  • trace developments in printing
  • understand how artistic aims sometimes conflict with commercial ones.

Two hundred and fifty authors and illustrators are represented, including Ruth Gervis, Edward Ardizzone, Judith Kerr and Sarah Garland. See the Seven Stories website and blog for more information and plan a trip to Newcastle!

Parallel Session E

Victorian lunatic asylums really did stage tea parties, and Carroll visited one – inspiration for the Mad Hatter’s Tea Party, explained Franziska E. Kohlt.

Next up was Franziska E. Kohlt, from the University of Oxford, who spoke on “Illustrating Alice, Then and Now: Victorian Visual Culture and the Politics of Modern Children’s Book Illustration and Adaptation”.

Franziska said Alice has proved to be a successful franchise for 150 years. Her adventures in Wonderland and Through the Looking Glass have been reprinted many times and adapted for stage, screen and video games.

Originally, Lewis Carroll illustrated the story himself, but he was no artist, so employed Tenniel to improve on his efforts. Tenniel worked as a cartoonist for “Punch” and his illustrations reflect his own social/political stance.

Their relationship was not smooth, but some collaboration occurred: Carroll scrapped a scene featuring wasps when Tenniel refused to draw them.

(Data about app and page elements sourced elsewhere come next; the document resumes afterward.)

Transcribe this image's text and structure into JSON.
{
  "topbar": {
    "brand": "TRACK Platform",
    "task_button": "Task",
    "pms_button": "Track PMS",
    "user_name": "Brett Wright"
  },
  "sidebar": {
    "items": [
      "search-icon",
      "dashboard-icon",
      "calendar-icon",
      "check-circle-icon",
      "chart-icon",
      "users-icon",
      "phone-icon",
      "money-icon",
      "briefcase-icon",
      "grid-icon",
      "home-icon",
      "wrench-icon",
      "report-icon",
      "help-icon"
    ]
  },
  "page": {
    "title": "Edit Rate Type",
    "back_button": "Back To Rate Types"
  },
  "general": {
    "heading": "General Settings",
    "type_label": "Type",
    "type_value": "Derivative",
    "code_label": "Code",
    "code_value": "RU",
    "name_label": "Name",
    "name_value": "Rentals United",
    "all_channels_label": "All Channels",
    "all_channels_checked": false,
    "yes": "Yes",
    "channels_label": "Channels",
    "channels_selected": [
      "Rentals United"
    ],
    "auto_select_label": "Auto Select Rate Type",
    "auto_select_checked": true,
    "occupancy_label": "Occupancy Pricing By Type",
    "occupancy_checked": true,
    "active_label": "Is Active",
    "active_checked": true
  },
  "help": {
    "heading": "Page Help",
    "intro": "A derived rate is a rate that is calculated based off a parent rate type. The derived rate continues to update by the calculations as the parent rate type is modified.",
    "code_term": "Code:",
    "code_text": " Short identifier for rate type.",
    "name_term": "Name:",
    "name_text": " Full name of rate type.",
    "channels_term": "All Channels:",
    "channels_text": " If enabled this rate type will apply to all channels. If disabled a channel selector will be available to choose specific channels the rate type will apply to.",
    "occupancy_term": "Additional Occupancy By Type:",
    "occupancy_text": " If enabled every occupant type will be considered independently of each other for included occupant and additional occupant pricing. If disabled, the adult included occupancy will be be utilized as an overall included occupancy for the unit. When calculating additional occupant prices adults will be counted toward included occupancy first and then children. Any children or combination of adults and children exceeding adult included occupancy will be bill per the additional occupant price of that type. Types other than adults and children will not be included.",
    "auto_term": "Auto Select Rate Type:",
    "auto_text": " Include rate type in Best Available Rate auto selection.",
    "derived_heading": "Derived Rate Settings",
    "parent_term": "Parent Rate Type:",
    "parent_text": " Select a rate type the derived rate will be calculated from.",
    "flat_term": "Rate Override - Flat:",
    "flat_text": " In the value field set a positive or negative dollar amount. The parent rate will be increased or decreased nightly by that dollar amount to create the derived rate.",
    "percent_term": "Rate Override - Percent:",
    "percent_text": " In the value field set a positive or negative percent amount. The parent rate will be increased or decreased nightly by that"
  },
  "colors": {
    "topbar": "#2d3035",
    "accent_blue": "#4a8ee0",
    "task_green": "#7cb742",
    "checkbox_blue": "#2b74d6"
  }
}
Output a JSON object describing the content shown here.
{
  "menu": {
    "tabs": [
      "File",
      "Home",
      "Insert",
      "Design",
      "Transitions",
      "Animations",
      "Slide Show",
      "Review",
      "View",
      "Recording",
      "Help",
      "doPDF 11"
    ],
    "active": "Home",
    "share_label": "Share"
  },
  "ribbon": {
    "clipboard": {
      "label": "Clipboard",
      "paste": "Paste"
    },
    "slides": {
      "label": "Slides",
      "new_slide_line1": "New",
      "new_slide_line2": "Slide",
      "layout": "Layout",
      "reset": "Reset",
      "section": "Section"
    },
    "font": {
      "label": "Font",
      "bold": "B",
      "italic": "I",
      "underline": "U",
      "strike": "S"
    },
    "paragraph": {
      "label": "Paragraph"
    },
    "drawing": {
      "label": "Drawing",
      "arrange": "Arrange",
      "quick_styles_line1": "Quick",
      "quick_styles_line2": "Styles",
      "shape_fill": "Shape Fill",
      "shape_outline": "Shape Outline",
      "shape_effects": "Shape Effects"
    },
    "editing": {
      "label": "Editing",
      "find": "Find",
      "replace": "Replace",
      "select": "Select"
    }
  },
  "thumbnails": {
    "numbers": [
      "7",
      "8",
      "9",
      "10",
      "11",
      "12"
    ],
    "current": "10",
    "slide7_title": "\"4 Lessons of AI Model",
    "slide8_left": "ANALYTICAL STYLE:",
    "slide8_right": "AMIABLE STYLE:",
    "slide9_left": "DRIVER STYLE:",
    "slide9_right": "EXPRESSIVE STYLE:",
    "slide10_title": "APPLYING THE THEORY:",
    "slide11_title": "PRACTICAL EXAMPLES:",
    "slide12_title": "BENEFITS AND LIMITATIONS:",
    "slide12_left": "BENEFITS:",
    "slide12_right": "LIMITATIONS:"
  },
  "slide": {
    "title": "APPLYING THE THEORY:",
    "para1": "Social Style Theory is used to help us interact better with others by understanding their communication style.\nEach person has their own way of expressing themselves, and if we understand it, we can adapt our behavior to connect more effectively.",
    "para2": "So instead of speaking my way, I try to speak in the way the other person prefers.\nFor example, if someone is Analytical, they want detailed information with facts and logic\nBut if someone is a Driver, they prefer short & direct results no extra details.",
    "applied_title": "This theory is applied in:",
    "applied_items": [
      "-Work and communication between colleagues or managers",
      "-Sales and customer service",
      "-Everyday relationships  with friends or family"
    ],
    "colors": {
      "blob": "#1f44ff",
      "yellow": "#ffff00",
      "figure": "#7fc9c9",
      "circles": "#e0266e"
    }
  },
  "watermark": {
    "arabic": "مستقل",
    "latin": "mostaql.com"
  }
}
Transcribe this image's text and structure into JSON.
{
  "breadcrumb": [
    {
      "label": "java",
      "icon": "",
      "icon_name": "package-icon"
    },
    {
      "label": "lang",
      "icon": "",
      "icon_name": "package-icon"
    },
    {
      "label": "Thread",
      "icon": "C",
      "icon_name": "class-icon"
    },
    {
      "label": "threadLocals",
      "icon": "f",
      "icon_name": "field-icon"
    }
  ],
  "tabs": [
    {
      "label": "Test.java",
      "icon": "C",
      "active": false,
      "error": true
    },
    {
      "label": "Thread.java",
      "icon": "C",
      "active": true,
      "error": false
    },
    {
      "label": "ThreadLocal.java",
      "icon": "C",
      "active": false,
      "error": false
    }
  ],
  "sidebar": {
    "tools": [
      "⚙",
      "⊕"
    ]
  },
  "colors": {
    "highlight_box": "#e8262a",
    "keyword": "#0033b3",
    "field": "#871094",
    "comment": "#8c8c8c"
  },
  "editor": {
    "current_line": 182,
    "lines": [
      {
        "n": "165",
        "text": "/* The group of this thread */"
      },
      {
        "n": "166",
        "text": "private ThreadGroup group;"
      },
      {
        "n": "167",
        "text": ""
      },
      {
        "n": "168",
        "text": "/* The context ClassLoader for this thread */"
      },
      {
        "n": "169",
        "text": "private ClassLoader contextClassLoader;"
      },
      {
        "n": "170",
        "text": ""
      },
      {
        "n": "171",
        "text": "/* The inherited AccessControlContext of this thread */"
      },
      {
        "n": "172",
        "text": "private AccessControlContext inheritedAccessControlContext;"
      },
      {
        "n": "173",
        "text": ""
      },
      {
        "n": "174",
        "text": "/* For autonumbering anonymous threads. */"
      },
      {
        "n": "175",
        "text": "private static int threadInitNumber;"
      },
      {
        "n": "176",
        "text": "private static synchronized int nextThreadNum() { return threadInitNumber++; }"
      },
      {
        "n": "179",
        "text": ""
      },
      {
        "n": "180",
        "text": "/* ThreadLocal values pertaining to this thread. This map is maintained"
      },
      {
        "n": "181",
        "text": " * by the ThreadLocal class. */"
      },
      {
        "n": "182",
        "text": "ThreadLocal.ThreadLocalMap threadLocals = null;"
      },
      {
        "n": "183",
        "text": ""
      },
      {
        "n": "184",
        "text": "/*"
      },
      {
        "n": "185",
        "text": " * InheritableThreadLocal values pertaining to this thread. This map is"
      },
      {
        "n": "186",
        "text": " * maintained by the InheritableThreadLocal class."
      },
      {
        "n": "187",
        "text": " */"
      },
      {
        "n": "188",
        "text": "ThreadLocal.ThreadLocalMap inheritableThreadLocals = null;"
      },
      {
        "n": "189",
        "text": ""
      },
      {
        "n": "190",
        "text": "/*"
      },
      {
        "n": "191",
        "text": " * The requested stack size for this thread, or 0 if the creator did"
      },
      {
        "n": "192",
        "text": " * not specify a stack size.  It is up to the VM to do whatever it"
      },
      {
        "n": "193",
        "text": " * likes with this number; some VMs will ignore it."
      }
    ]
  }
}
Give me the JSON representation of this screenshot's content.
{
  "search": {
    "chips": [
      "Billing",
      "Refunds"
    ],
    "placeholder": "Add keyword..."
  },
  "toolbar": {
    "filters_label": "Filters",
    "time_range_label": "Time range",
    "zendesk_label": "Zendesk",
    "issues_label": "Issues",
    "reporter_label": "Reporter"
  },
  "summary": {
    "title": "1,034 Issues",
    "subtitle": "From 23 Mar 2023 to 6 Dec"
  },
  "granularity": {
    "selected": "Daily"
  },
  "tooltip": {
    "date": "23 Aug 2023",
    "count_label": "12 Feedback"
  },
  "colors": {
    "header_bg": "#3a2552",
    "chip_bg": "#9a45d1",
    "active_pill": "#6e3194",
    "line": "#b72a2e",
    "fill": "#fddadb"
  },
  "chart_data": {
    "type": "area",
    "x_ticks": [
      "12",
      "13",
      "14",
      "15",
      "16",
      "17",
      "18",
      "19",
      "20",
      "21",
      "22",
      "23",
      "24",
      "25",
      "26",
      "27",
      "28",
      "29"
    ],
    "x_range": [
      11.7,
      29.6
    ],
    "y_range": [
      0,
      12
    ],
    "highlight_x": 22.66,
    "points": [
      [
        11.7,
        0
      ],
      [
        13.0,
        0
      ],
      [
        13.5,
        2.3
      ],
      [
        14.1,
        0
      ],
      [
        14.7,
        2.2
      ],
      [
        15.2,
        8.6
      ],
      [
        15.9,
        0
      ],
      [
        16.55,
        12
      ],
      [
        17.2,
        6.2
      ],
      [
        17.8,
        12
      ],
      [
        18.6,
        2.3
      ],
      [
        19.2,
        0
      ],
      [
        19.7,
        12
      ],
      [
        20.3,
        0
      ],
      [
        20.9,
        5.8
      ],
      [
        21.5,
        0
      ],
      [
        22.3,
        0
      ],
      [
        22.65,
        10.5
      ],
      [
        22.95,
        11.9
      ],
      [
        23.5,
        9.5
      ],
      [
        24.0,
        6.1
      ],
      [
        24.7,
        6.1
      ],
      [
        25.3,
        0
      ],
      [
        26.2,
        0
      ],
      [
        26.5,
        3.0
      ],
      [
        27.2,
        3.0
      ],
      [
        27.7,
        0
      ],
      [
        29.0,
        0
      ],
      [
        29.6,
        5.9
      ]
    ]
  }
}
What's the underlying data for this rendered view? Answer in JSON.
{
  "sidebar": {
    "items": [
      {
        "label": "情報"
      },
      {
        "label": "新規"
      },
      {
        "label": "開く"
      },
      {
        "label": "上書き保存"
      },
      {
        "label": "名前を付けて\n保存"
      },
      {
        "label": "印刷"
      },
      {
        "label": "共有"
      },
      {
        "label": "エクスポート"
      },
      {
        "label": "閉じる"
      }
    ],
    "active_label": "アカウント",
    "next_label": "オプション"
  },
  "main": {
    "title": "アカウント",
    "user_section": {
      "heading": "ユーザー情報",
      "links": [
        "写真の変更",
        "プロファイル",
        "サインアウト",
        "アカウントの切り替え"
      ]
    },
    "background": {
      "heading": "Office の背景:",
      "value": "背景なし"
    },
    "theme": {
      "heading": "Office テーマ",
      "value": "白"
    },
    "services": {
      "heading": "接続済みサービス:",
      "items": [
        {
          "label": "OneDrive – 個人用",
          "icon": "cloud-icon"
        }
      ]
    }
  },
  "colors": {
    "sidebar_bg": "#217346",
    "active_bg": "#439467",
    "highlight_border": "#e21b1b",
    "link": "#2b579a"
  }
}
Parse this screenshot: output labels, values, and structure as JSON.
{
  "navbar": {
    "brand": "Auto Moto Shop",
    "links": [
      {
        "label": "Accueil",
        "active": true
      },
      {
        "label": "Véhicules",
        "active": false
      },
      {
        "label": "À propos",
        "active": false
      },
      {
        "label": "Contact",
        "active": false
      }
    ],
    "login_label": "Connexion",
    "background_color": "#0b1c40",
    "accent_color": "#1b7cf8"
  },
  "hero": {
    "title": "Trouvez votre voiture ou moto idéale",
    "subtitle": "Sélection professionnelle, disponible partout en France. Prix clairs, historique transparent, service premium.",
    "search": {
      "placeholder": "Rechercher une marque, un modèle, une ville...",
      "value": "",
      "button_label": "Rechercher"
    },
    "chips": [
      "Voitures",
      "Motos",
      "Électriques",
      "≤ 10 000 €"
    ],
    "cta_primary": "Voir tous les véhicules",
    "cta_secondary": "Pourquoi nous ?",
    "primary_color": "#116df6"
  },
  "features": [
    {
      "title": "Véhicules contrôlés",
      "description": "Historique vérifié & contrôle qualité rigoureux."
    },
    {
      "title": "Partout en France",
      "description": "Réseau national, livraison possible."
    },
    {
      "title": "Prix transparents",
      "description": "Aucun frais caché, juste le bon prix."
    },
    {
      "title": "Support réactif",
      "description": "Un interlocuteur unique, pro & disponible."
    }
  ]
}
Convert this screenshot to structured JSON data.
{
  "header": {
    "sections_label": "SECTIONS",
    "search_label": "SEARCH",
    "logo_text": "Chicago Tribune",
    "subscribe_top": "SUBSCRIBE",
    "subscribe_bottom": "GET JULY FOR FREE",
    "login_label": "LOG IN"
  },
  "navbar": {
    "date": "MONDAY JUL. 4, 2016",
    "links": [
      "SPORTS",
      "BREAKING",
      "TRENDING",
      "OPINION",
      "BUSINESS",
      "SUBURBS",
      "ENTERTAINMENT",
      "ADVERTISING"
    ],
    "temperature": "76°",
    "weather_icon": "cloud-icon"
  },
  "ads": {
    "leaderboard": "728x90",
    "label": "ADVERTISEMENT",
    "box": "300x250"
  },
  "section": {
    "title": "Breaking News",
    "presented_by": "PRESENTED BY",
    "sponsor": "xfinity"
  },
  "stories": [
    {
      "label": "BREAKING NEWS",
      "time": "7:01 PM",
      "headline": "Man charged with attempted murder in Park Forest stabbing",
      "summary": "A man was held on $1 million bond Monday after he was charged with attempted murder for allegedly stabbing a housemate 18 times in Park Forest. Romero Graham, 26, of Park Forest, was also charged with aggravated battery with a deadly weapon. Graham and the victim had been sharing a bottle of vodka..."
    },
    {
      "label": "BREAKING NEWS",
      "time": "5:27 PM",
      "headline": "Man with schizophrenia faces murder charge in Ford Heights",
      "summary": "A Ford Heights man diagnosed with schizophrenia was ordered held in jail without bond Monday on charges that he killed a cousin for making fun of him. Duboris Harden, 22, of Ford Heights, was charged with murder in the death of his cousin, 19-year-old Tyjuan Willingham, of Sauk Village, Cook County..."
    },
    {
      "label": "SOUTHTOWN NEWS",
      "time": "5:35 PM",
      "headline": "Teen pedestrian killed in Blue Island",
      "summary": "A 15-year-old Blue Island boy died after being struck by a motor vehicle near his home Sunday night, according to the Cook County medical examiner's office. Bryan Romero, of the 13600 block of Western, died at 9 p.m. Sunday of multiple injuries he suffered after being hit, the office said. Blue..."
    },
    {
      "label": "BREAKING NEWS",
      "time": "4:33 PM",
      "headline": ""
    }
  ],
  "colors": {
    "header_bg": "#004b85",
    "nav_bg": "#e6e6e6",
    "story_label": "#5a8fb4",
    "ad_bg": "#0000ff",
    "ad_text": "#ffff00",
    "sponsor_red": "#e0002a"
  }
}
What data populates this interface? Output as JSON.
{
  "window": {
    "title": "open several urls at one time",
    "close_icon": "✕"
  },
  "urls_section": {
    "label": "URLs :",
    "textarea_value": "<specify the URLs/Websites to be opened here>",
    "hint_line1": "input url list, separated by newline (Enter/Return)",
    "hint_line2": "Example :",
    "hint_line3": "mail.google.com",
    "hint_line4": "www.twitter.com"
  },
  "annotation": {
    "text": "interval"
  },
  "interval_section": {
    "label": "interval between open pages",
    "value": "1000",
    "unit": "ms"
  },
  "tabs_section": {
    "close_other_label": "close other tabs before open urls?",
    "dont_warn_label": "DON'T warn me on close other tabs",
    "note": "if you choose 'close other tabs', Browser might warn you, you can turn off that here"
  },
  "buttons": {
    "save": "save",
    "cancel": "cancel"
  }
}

The Mad Hatter’s Tea Party is less fantastical than we might think – lunatic asylums did stage tea parties and Carroll had visited one.

Franziska displayed many different examples of artwork but made the point that few illustrators have managed to completely break free from Tenniel’s influence, even though Alice has experienced sex, drugs and rock-and-roll in the 1960s and travelled as far as Japan!

In conclusion: Alice is a scary book – it makes abstract ideas visible and, as society changes, so does Alice.

Lesley Smith is a distance learning student on the MA Children’s Literature programme at Roehampton University.